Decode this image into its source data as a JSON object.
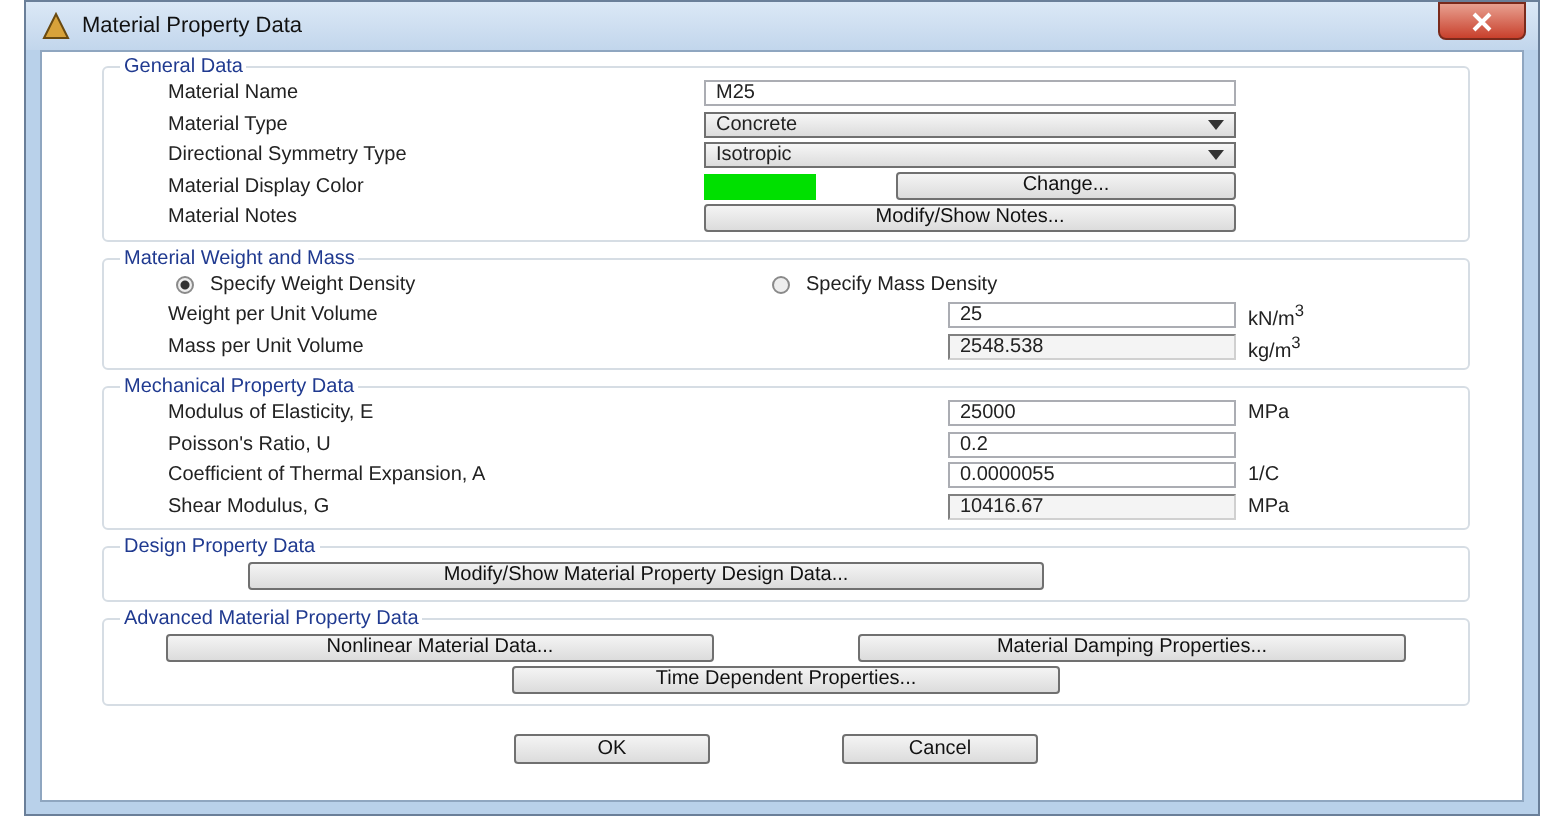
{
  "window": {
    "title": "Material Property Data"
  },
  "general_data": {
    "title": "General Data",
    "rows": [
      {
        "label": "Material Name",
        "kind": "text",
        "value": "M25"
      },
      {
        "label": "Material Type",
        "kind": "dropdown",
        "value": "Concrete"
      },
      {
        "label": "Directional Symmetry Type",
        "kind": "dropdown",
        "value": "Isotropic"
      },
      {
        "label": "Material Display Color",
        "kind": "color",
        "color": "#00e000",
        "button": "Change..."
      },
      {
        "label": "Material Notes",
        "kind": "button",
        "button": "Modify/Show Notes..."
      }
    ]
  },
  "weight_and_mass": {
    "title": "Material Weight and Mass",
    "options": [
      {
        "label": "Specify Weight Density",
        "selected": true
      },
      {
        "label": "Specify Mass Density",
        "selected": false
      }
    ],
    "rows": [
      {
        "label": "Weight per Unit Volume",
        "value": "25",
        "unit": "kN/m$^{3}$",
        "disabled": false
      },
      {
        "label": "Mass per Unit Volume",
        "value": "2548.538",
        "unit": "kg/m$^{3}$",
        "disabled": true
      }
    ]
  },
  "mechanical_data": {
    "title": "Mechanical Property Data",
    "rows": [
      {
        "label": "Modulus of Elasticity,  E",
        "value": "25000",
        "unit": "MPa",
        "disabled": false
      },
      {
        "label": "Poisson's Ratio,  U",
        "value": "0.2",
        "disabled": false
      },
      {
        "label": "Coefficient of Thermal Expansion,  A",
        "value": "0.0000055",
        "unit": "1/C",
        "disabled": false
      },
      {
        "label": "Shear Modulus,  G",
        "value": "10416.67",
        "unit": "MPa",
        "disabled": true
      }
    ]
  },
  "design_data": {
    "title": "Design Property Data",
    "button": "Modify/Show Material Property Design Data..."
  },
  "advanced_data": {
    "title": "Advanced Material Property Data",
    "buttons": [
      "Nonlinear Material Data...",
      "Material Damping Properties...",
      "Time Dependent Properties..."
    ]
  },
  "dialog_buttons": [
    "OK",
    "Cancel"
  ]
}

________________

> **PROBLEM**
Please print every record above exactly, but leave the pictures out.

> **REPLY TO THE TASK**
Decode this image into its source data as a JSON object.
{
  "window": {
    "title": "Material Property Data"
  },
  "general_data": {
    "title": "General Data",
    "rows": [
      {
        "label": "Material Name",
        "kind": "text",
        "value": "M25"
      },
      {
        "label": "Material Type",
        "kind": "dropdown",
        "value": "Concrete"
      },
      {
        "label": "Directional Symmetry Type",
        "kind": "dropdown",
        "value": "Isotropic"
      },
      {
        "label": "Material Display Color",
        "kind": "color",
        "color": "#00e000",
        "button": "Change..."
      },
      {
        "label": "Material Notes",
        "kind": "button",
        "button": "Modify/Show Notes..."
      }
    ]
  },
  "weight_and_mass": {
    "title": "Material Weight and Mass",
    "options": [
      {
        "label": "Specify Weight Density",
        "selected": true
      },
      {
        "label": "Specify Mass Density",
        "selected": false
      }
    ],
    "rows": [
      {
        "label": "Weight per Unit Volume",
        "value": "25",
        "unit": "kN/m$^{3}$",
        "disabled": false
      },
      {
        "label": "Mass per Unit Volume",
        "value": "2548.538",
        "unit": "kg/m$^{3}$",
        "disabled": true
      }
    ]
  },
  "mechanical_data": {
    "title": "Mechanical Property Data",
    "rows": [
      {
        "label": "Modulus of Elasticity,  E",
        "value": "25000",
        "unit": "MPa",
        "disabled": false
      },
      {
        "label": "Poisson's Ratio,  U",
        "value": "0.2",
        "disabled": false
      },
      {
        "label": "Coefficient of Thermal Expansion,  A",
        "value": "0.0000055",
        "unit": "1/C",
        "disabled": false
      },
      {
        "label": "Shear Modulus,  G",
        "value": "10416.67",
        "unit": "MPa",
        "disabled": true
      }
    ]
  },
  "design_data": {
    "title": "Design Property Data",
    "button": "Modify/Show Material Property Design Data..."
  },
  "advanced_data": {
    "title": "Advanced Material Property Data",
    "buttons": [
      "Nonlinear Material Data...",
      "Material Damping Properties...",
      "Time Dependent Properties..."
    ]
  },
  "dialog_buttons": [
    "OK",
    "Cancel"
  ]
}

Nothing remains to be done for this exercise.